International River Governance
- 21 Dec 2020
- 6 min read
This article is based on “China’s Brahmaputra dam: Trans-boundary water governance in South Asia needs a rethink” which was published in The Down to Earth on 18/12/2020. It talks about the issues related to Trans-Boundary river governance.
In recent times, there are many reports of China building dams on the Brahmaputra river, close to the Line of Actual Control in Tibet.
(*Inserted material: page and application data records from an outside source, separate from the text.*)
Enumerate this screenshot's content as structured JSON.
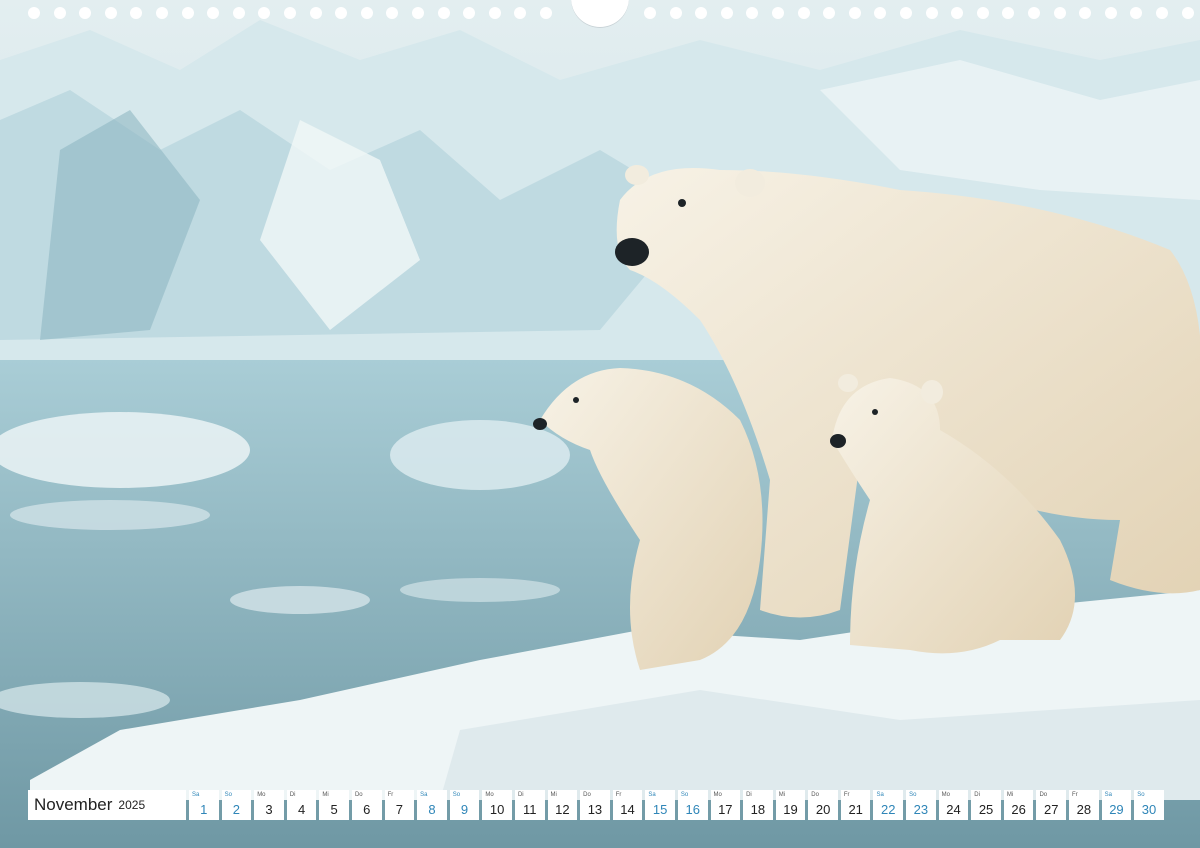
{
  "calendar": {
    "month": "November",
    "year": "2025",
    "days": [
      {
        "wd": "Sa",
        "num": "1",
        "weekend": true
      },
      {
        "wd": "So",
        "num": "2",
        "weekend": true
      },
      {
        "wd": "Mo",
        "num": "3",
        "weekend": false
      },
      {
        "wd": "Di",
        "num": "4",
        "weekend": false
      },
      {
        "wd": "Mi",
        "num": "5",
        "weekend": false
      },
      {
        "wd": "Do",
        "num": "6",
        "weekend": false
      },
      {
        "wd": "Fr",
        "num": "7",
        "weekend": false
      },
      {
        "wd": "Sa",
        "num": "8",
        "weekend": true
      },
      {
        "wd": "So",
        "num": "9",
        "weekend": true
      },
      {
        "wd": "Mo",
        "num": "10",
        "weekend": false
      },
      {
        "wd": "Di",
        "num": "11",
        "weekend": false
      },
      {
        "wd": "Mi",
        "num": "12",
        "weekend": false
      },
      {
        "wd": "Do",
        "num": "13",
        "weekend": false
      },
      {
        "wd": "Fr",
        "num": "14",
        "weekend": false
      },
      {
        "wd": "Sa",
        "num": "15",
        "weekend": true
      },
      {
        "wd": "So",
        "num": "16",
        "weekend": true
      },
      {
        "wd": "Mo",
        "num": "17",
        "weekend": false
      },
      {
        "wd": "Di",
        "num": "18",
        "weekend": false
      },
      {
        "wd": "Mi",
        "num": "19",
        "weekend": false
      },
      {
        "wd": "Do",
        "num": "20",
        "weekend": false
      },
      {
        "wd": "Fr",
        "num": "21",
        "weekend": false
      },
      {
        "wd": "Sa",
        "num": "22",
        "weekend": true
      },
      {
        "wd": "So",
        "num": "23",
        "weekend": true
      },
      {
        "wd": "Mo",
        "num": "24",
        "weekend": false
      },
      {
        "wd": "Di",
        "num": "25",
        "weekend": false
      },
      {
        "wd": "Mi",
        "num": "26",
        "weekend": false
      },
      {
        "wd": "Do",
        "num": "27",
        "weekend": false
      },
      {
        "wd": "Fr",
        "num": "28",
        "weekend": false
      },
      {
        "wd": "Sa",
        "num": "29",
        "weekend": true
      },
      {
        "wd": "So",
        "num": "30",
        "weekend": true
      }
    ]
  },
  "colors": {
    "weekend": "#2f86b8",
    "weekday": "#222222",
    "strip_background": "#ffffff"
  },
  "photo": {
    "subject_icon": "polar-bear-family-illustration"
  }
}
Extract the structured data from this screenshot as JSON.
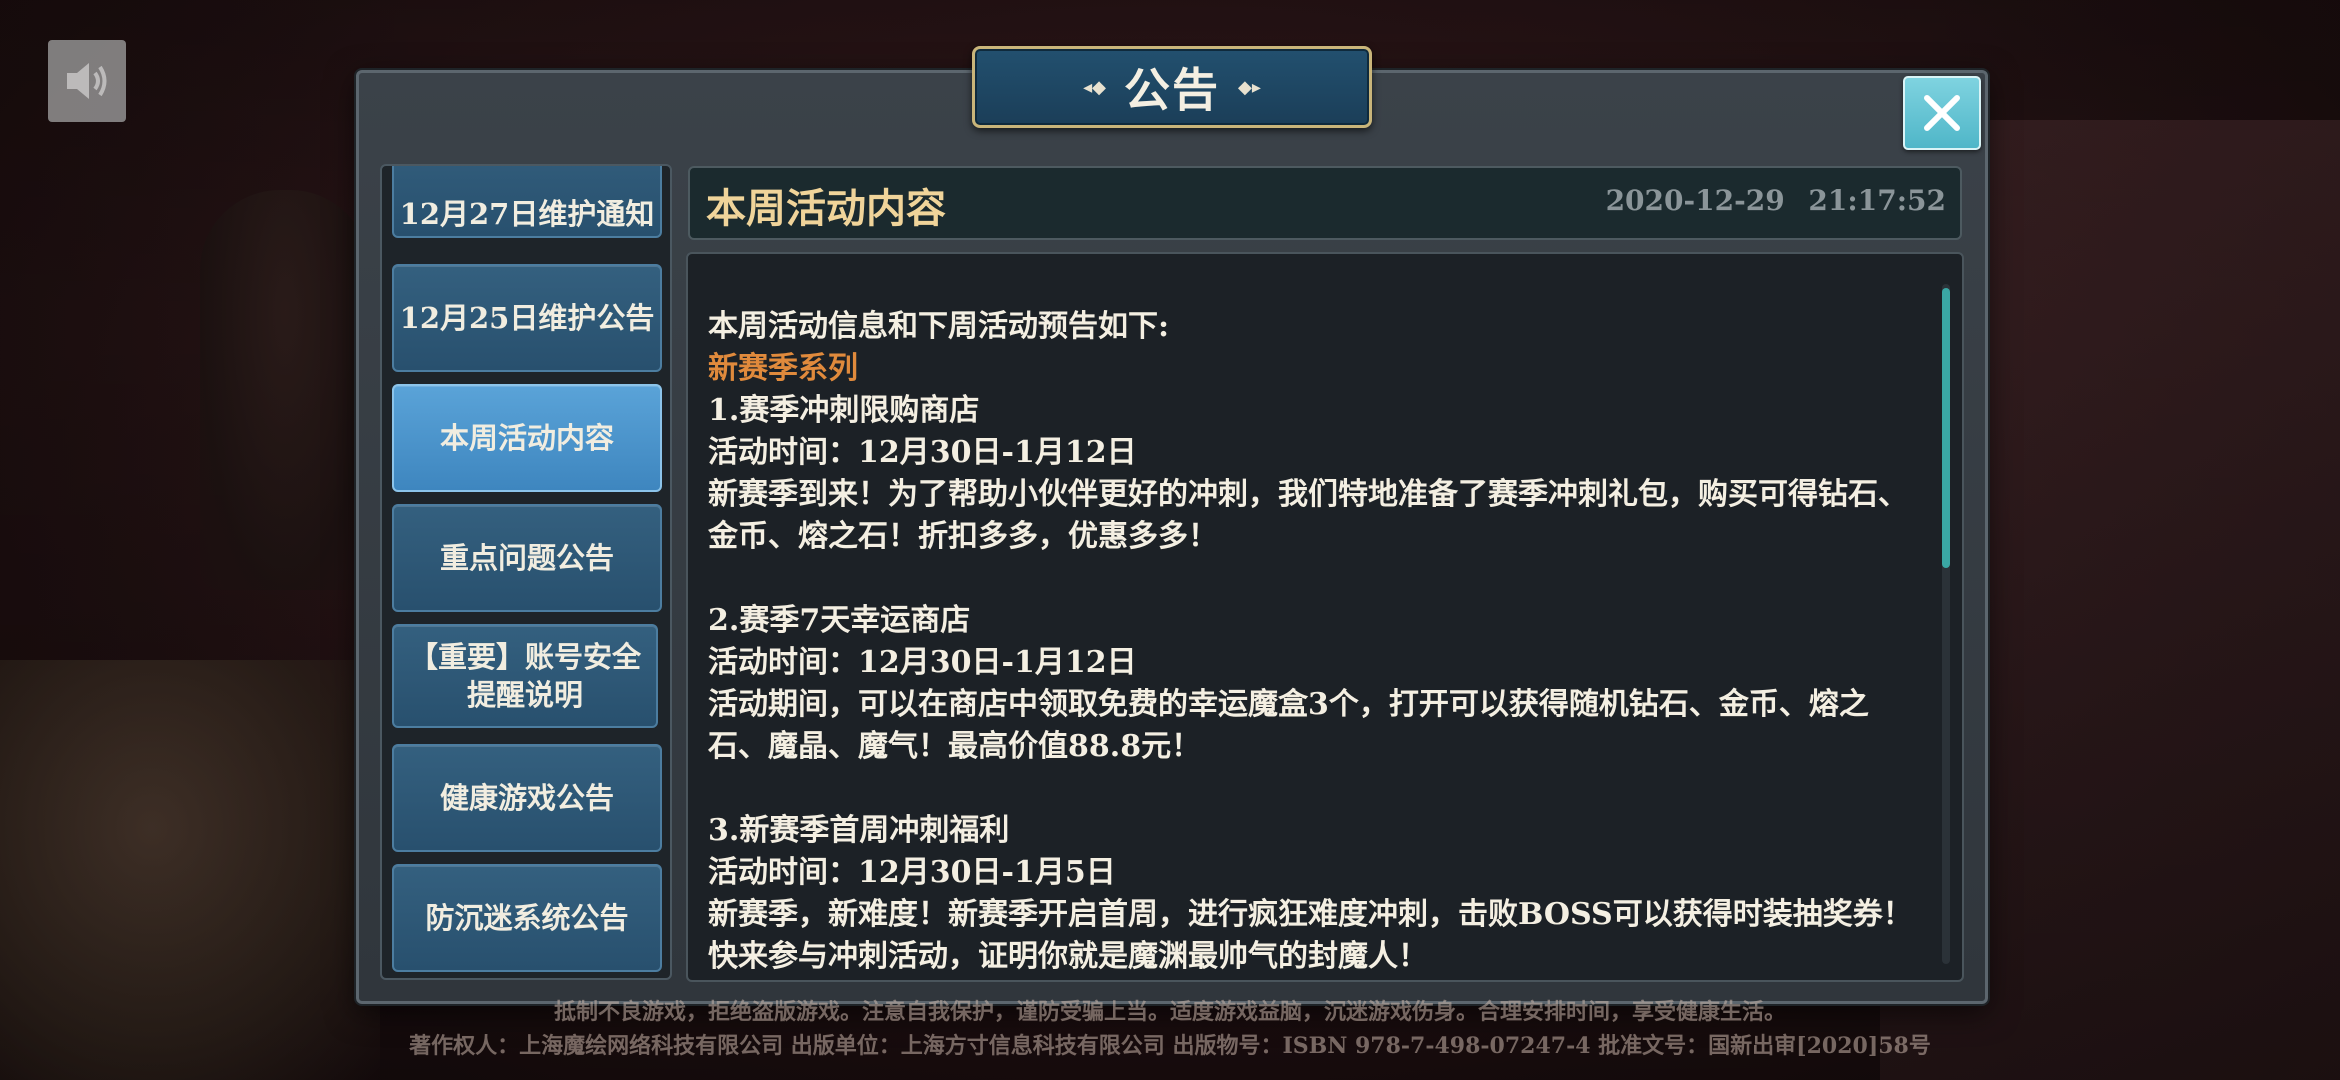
{
  "dialog": {
    "title": "公告",
    "close_icon": "close-icon",
    "sound_icon": "speaker-icon"
  },
  "sidebar": {
    "items": [
      {
        "label": "12月27日维护通知"
      },
      {
        "label": "12月25日维护公告"
      },
      {
        "label": "本周活动内容",
        "active": true
      },
      {
        "label": "重点问题公告"
      },
      {
        "label": "【重要】账号安全提醒说明"
      },
      {
        "label": "健康游戏公告"
      },
      {
        "label": "防沉迷系统公告"
      }
    ]
  },
  "article": {
    "title": "本周活动内容",
    "date": "2020-12-29 21:17:52",
    "lines": [
      "本周活动信息和下周活动预告如下:",
      "新赛季系列",
      "1.赛季冲刺限购商店",
      "活动时间：12月30日-1月12日",
      "新赛季到来！为了帮助小伙伴更好的冲刺，我们特地准备了赛季冲刺礼包，购买可得钻石、金币、熔之石！折扣多多，优惠多多！",
      "2.赛季7天幸运商店",
      "活动时间：12月30日-1月12日",
      "活动期间，可以在商店中领取免费的幸运魔盒3个，打开可以获得随机钻石、金币、熔之石、魔晶、魔气！最高价值88.8元！",
      "3.新赛季首周冲刺福利",
      "活动时间：12月30日-1月5日",
      "新赛季，新难度！新赛季开启首周，进行疯狂难度冲刺，击败BOSS可以获得时装抽奖券！快来参与冲刺活动，证明你就是魔渊最帅气的封魔人！"
    ],
    "accent_color": "#e08a3c"
  },
  "footer": {
    "line1": "抵制不良游戏，拒绝盗版游戏。注意自我保护，谨防受骗上当。适度游戏益脑，沉迷游戏伤身。合理安排时间，享受健康生活。",
    "line2": "著作权人：上海魔绘网络科技有限公司 出版单位：上海方寸信息科技有限公司 出版物号：ISBN 978-7-498-07247-4 批准文号：国新出审[2020]58号"
  }
}
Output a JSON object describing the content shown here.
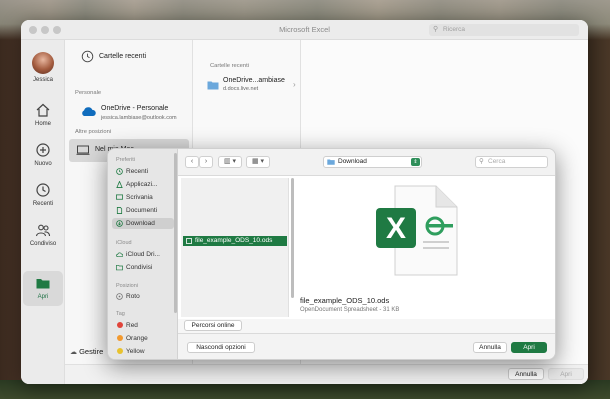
{
  "window": {
    "title": "Microsoft Excel",
    "search_placeholder": "Ricerca"
  },
  "rail": {
    "user_name": "Jessica",
    "items": [
      {
        "label": "Home",
        "icon": "home-icon"
      },
      {
        "label": "Nuovo",
        "icon": "plus-circle-icon"
      },
      {
        "label": "Recenti",
        "icon": "clock-icon"
      },
      {
        "label": "Condiviso",
        "icon": "people-icon"
      },
      {
        "label": "Apri",
        "icon": "folder-icon"
      }
    ]
  },
  "locations": {
    "recent_folders": "Cartelle recenti",
    "personal_header": "Personale",
    "onedrive_title": "OneDrive - Personale",
    "onedrive_email": "jessica.lambiase@outlook.com",
    "other_header": "Altre posizioni",
    "on_my_mac": "Nel mio Mac",
    "manage": "Gestire"
  },
  "recent_folders": {
    "header": "Cartelle recenti",
    "item_name": "OneDrive...ambiase",
    "item_sub": "d.docs.live.net"
  },
  "bottom_bar": {
    "cancel": "Annulla",
    "open": "Apri"
  },
  "dialog": {
    "sidebar": {
      "favorites_header": "Preferiti",
      "favorites": [
        "Recenti",
        "Applicazi...",
        "Scrivania",
        "Documenti",
        "Download"
      ],
      "icloud_header": "iCloud",
      "icloud": [
        "iCloud Dri...",
        "Condivisi"
      ],
      "locations_header": "Posizioni",
      "locations": [
        "Roto"
      ],
      "tags_header": "Tag",
      "tags": [
        {
          "name": "Red",
          "color": "#e0443a"
        },
        {
          "name": "Orange",
          "color": "#f2992e"
        },
        {
          "name": "Yellow",
          "color": "#e8c22e"
        }
      ]
    },
    "toolbar": {
      "back": "‹",
      "forward": "›",
      "view_columns": "▥ ▾",
      "view_grid": "▦ ▾",
      "location": "Download",
      "search_placeholder": "Cerca"
    },
    "selected_file": "file_example_ODS_10.ods",
    "preview": {
      "name": "file_example_ODS_10.ods",
      "info": "OpenDocument Spreadsheet - 31 KB"
    },
    "online_locations": "Percorsi online",
    "options_button": "Nascondi opzioni",
    "cancel": "Annulla",
    "open": "Apri"
  },
  "colors": {
    "excel_green": "#1f7a43",
    "accent": "#2f8f5a"
  }
}
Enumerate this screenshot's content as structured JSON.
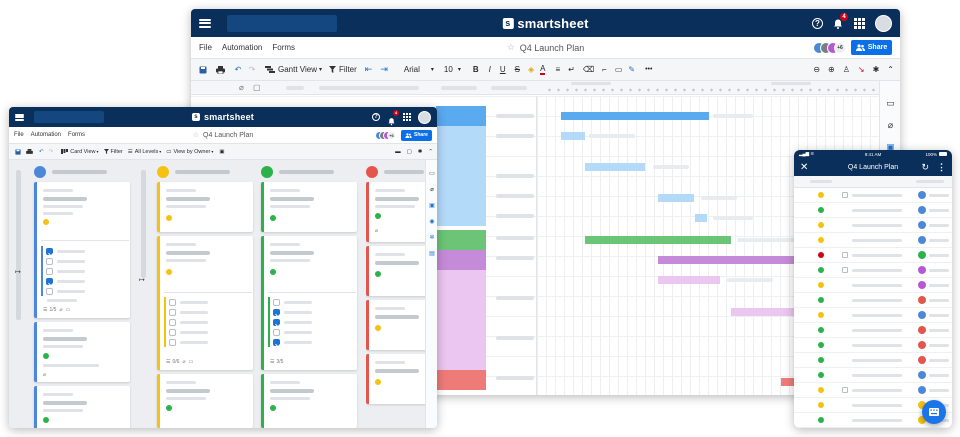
{
  "brand": {
    "name": "smartsheet",
    "logo_glyph": "s"
  },
  "sheet": {
    "title": "Q4 Launch Plan"
  },
  "menu": [
    "File",
    "Automation",
    "Forms"
  ],
  "share": {
    "label": "Share",
    "extra_count": "+6"
  },
  "notifications": {
    "count": "4"
  },
  "help_glyph": "?",
  "gantt_toolbar": {
    "view_label": "Gantt View",
    "filter_label": "Filter",
    "font_family": "Arial",
    "font_size": "10",
    "bold": "B",
    "italic": "I",
    "underline": "U",
    "strike": "S",
    "text_color": "A",
    "more": "•••"
  },
  "card_toolbar": {
    "view_label": "Card View",
    "filter_label": "Filter",
    "levels_label": "All Levels",
    "group_label": "View by Owner"
  },
  "card_footer_counts": {
    "lane1": "1/5",
    "lane2": "0/6",
    "lane3": "3/5"
  },
  "mobile": {
    "time": "9:41 AM",
    "battery": "100%",
    "title": "Q4 Launch Plan",
    "status_dots": [
      "#f5c211",
      "#2bb34a",
      "#f5c211",
      "#f5c211",
      "#d0021b",
      "#2bb34a",
      "#f5c211",
      "#2bb34a",
      "#f5c211",
      "#2bb34a",
      "#2bb34a",
      "#2bb34a",
      "#2bb34a",
      "#f5c211",
      "#f5c211",
      "#2bb34a"
    ],
    "avatar_colors": [
      "#4d88d8",
      "#4d88d8",
      "#4d88d8",
      "#4d88d8",
      "#2bb34a",
      "#b658d3",
      "#b658d3",
      "#e4564d",
      "#4d88d8",
      "#e4564d",
      "#e4564d",
      "#e4564d",
      "#4d88d8",
      "#4d88d8",
      "#f5c211",
      "#f5c211"
    ]
  },
  "colors": {
    "navy": "#0b2f5b",
    "accent": "#0b6fe8",
    "blue_bar": "#5aaaf0",
    "light_blue_bar": "#b4dafa",
    "green_bar": "#6cc576",
    "purple_bar": "#c58bd8",
    "light_purple_bar": "#ebc6f0",
    "red_bar": "#ef7b78"
  },
  "lane_colors": [
    "#4d88d8",
    "#b658d3",
    "#2bb34a",
    "#e4564d"
  ],
  "avatar_colors": [
    "#4d88d8",
    "#7a7f86",
    "#b658d3",
    "#2bb34a"
  ]
}
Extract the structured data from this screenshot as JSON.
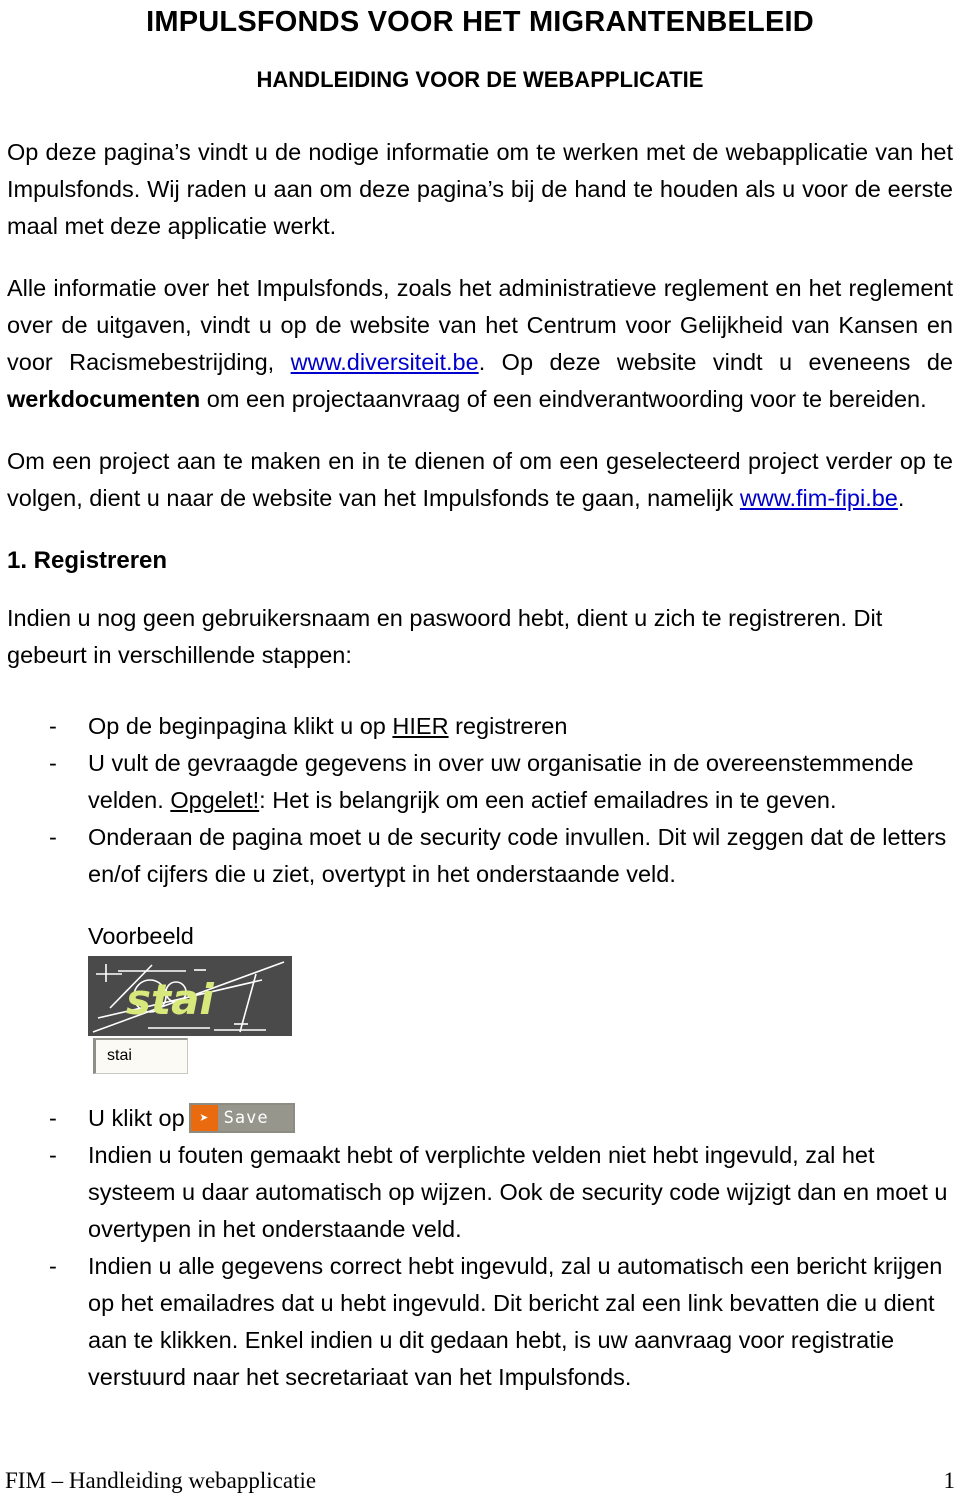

The move could have a far-reaching impact on water security in India’s North East.
The major rivers that drain South Asian states, the Indus, the Brahmaputra and many of the midstream tributaries of the Ganga originate in Tibet.
This transboundary nature of major rivers and China being an upper riparian state has a clear advantage in building dams and other infrastructure to reduce or divert water flow from river systems originating in Tibet.
As the whole of South Asia comes under ‘high’ to ‘extremely high’ water-stressed areas, the establishment of trans-boundary rivers cooperation is the need of the hour.
Significance of Trans-Boundary River Cooperation
- Linkage With Climate Change: Transboundary water cooperation offers opportunities to realize and capitalise on the wider benefits e.g. strengthen resilience to climate change and prevent and resolve conflicts over water resources.
- Moreover, building dams in the Himalayan region will result in emerging risks like extreme events (floods, droughts), landslides, forest fires and many other ecological threats pose new governance challenges.
- Linkage With SDG: Recognition of the importance of transboundary cooperation is a prerequisite for realising the water-related SDG targets and the broader Sustainable Development Goals.
- Target 6.5: By 2030, implement integrated water resources management at all levels, including through transboundary cooperation as appropriate.
- Linkage With Regional Development: As international waters can be catalytic agents, transboundary water cooperation has often resulted in improved wider economic integration between riparian states.
- Transboundary water cooperation can, directly or indirectly, act as a catalyst to improve international trade, economic development, navigation, energy generation, wildlife conservation, and broader regional integration.
- Transboundary water cooperation arrangements also facilitate investments by providing a stable and reliable legal and institutional environment for investors.
- Natural Advantage: Dams or water diversion projects in the upstream areas of rivers have a significant effect on downstream flows. Communities in the lower riparian areas have to accept what is being offered to them.
- Neglect of International Law: Even though there is an international convention regarding the trans-boundary river governance, there is a lack of a cooperative framework for managing river systems in South Asia.
- Moreover, around 60% of transboundary river basins worldwide still lack any cooperative arrangement.
- In addition, existing transboundary water treaties and institutions are often weak in terms of their mandate, design, resources, and enforcement mechanisms.
Existing Legal Framework on Trans-boundary Rivers
- Convention on the Law of Non-Navigational Uses of International Watercourses, 1997
- Helsinki Convention on the protection and use of Transboundary Watercourses and International Lakes, 1992
- Lack of Trust: The real issue for developing trans-boundary river governance, is not the scarcity of water resources, but the scarcity of ‘social resources’ and abundance of ‘power disparities’ between China and South Asian countries.
- Long-term, Evolving Process: Given the dependence on these collective on water resources, coming to a consensus may take longer negotiations and even a small political tussle can derail development of cooperation framework.
- Water Diplomacy: Trans-boundary river governance can be adopted by the exercise of water diplomacy.
- Water diplomacy is a process which operates under the authority of sovereign national governments, but which also unlocks cooperation among multiple stakeholders, including at the level of municipalities and states.
- River basin management: Rather than treating rivers from the lens of political borders, there is a need to adopt a river basin management approach.
- This approach respects the integrity of the landscape and the catchments.
- Setting-up Institutional Framework: Agreements and institutional arrangements, such as river basin organizations, can offer an important means to manage transboundary waters in an equitable and sustainable way
- A trans-boundary river governance framework should, share water in river basins and aquifers, pursue legal frameworks for international cooperation, and establish joint institutions for transboundary water governance.
- Apart from this, there is a need for the adoption of common standards for water data collection, sharing, and analysis on transboundary waters.
Disasters and climate impacts do not stop at borders and already about two billion people are living in water-stressed areas. In this context, without transboundary water cooperation, inclusive sustainable development is severely curtailed, and risks to peace and security increased.
Drishti Mains Question
Without transboundary water cooperation, inclusive sustainable development is severely curtailed, and risks to peace and security increased. Discuss.